Hospitals have some leeway to disclose patient information under the federal health privacy rules now that coronavirus is a national emergency.
The Department of Health and Human Services issued a bundle of waivers following President Donald Trump’s emergency declaration March 13 allowing entities covered by the Health Insurance Portability and Accountability Act privacy rule to bypass provisions they typically must abide by.
Trump Tuesday also said Medicare programs will expand the use of remote consultations through telehealth, and the government won’t enforce HIPAA privacy policies to speed up appointments.
The HHs waivers are aimed at easing the sharing of patient information so health care can be more readily provided during the spread of Covid-19, as the disease caused by the latest coronavirus. The waivers took effect Sunday.
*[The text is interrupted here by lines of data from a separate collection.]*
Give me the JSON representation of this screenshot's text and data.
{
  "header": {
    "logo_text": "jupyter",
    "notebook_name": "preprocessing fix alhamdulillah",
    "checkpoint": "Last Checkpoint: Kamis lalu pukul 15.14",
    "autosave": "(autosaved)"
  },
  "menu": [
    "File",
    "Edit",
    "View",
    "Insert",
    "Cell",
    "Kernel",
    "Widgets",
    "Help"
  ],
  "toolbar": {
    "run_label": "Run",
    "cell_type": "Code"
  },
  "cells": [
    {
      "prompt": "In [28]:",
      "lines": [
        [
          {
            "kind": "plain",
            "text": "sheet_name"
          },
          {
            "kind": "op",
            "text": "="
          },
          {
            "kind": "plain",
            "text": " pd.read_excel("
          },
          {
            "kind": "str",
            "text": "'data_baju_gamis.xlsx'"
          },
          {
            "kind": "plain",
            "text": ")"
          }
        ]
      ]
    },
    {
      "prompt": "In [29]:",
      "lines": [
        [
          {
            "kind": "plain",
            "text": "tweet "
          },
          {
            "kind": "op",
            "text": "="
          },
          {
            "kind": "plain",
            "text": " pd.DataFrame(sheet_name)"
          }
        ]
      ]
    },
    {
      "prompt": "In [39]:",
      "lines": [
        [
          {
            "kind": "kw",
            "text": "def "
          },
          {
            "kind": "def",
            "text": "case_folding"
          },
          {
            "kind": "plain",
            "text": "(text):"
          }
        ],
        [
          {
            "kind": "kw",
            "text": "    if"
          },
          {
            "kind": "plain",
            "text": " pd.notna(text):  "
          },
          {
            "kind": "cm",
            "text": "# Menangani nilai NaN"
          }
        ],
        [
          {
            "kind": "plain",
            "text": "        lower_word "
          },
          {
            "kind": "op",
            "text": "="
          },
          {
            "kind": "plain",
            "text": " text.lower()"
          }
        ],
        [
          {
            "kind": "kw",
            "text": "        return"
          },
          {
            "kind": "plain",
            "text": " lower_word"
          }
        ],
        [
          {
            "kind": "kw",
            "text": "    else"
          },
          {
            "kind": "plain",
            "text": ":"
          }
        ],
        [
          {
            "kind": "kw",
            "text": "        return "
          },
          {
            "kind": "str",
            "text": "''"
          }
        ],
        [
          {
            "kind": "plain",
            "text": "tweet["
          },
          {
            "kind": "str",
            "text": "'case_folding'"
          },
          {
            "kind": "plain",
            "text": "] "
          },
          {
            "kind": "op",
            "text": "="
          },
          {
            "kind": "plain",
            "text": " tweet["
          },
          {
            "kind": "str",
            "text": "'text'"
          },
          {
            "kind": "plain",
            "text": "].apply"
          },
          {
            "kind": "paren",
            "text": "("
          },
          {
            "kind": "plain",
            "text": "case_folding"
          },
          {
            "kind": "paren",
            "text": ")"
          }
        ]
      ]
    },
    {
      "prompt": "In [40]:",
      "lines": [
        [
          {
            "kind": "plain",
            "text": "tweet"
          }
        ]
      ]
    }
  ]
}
The waivers only allow certain privacy provisions to be lifted for 72 hours from the time a HIPAA-covered entity institutes a disaster protocol.
Under the waivers, hospitals, for instance, are exempt from releasing their privacy practices or acknowledging patients’ rights to request confidential communications or privacy restrictions. Hospitals already can share patient information with family and friends involved with the patient’s care without patient permission.
Once the emergency declaration ends, HIPAA-covered entities will have to once again comply with all applicable privacy rules, even if it hasn’t been 72 hours since the disaster protocol was implemented, according to the announcement.
HHS issued a bulletin in February highlighting the patient information that hospitals and providers can share in an outbreak of infectious disease, such as coronavirus, or other emergency situation.
— With assistance from Vivek Shankar of Bloomberg News